U.S. stocks brushed aside their first wobble of the year and got back to setting records on Thursday. Energy stocks led after the price of oil touched its highest level since 2014.
The gains for indexes marked a return to calm, after a whiff of nervousness wafted through markets a day earlier as interest rates rose. After rates held steady on Thursday, the Standard & Poor’s 500 index marked its seventh gain in the last eight days.
The S&P 500 rose 19.33 points, or 0.7 percent, to a record 2,767.56. The Dow Jones industrial average rose 205.60 points, or 0.8 percent, to 25,574.73, the Nasdaq composite gained 58.21 points, or 0.8 percent, to 7,211.78 and the Russell 2000 index of small-cap stocks surged 26.99 points, or 1.7 percent, to 1,586.79.
Optimism about a strengthening global economy and growing corporate profits have helped propel markets even though stocks have become more expensive than they’ve historically been relative to earnings.

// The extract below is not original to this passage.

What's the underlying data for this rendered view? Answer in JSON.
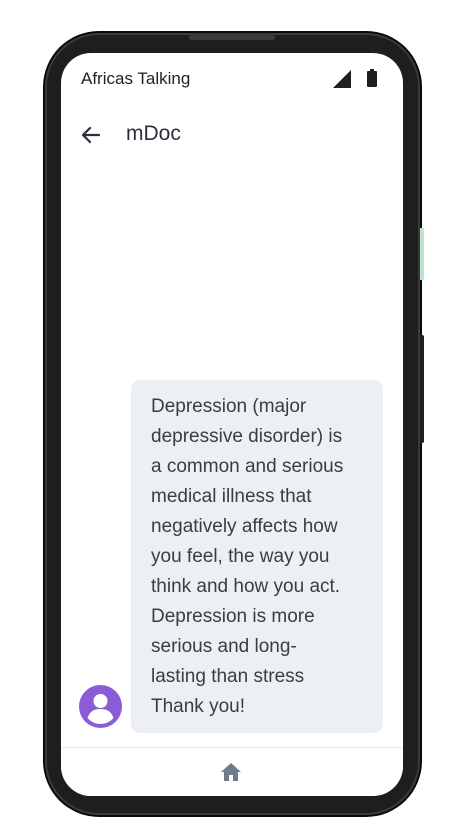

Rates retreated on Thursday after China’s foreign exchange regulator challenged a report that had helped drive up yields, which said China may slow or halt purchases of U.S. Treasuries. A U.S. government report on Thursday also showed that inflation was weaker on the wholesale level last month than economists expected.
The yield on the 10-year Treasury note dipped to 2.53 percent from 2.56 percent late Wednesday. It had climbed as high as 2.59 percent on Wednesday.
While a quick jump in rates could easily jolt markets out of the calm ride they’ve been on, investors say markets are prepared for a gradual rise.
Energy stocks were the day’s biggest stars after the price of oil touched its highest price in more than three years. Benchmark U.S. crude gained 23 cents to settle at $63.80 per barrel after earlier climbing as high as $64.77. Brent crude, the international standard, gained 6 cents to $69.26 per barrel.
That helped drive energy stocks in the S&P 500 to a 2 percent gain, the largest among the 11 sectors that make up the index. They’re at their highest level since the end of 2016.
Anadarko Petroleum had one of the biggest gains in the index after jumping $3.09, or 5.6 percent, to $58.50.
The stock market has repeatedly shrugged off concerns through its placid ride to records. Whether investors are worried about a pickup in rates in the future or about how stocks have become more expensive than usual, any dip for the market over the last year has been shallow and short.
Businesses will need to produce strong growth to justify gains their stocks have made, and expectations are also high CEOs will unveil encouraging profit forecasts for 2018 after Washington cut their income-tax rates.
In markets abroad, Japan’s Nikkei 225 fell 0.3 percent, South Korea’s Kospi retreated 0.5 percent and Hong Kong’s Hang Seng index edged 0.2 percent higher.
The dollar dipped to 111.09 Japanese yen from 111.35 late Wednesday. The euro rose to $1.2036 from $1.1957, and the British pound rose to $1.3536 from $1.3509.
In the commodities markets, gold gained $3.20 to settle at $1,322.50 per ounce, silver lost 7 cents to $16.97 per ounce and copper rose 2 cents to $3.23 per pound.
Natural gas rose 18 cents to settle at $3.08 per 1,000 cubic feet, heating oil was nearly flat at $2.08 per gallon and wholesale gasoline was steady at $1.84 per gallon.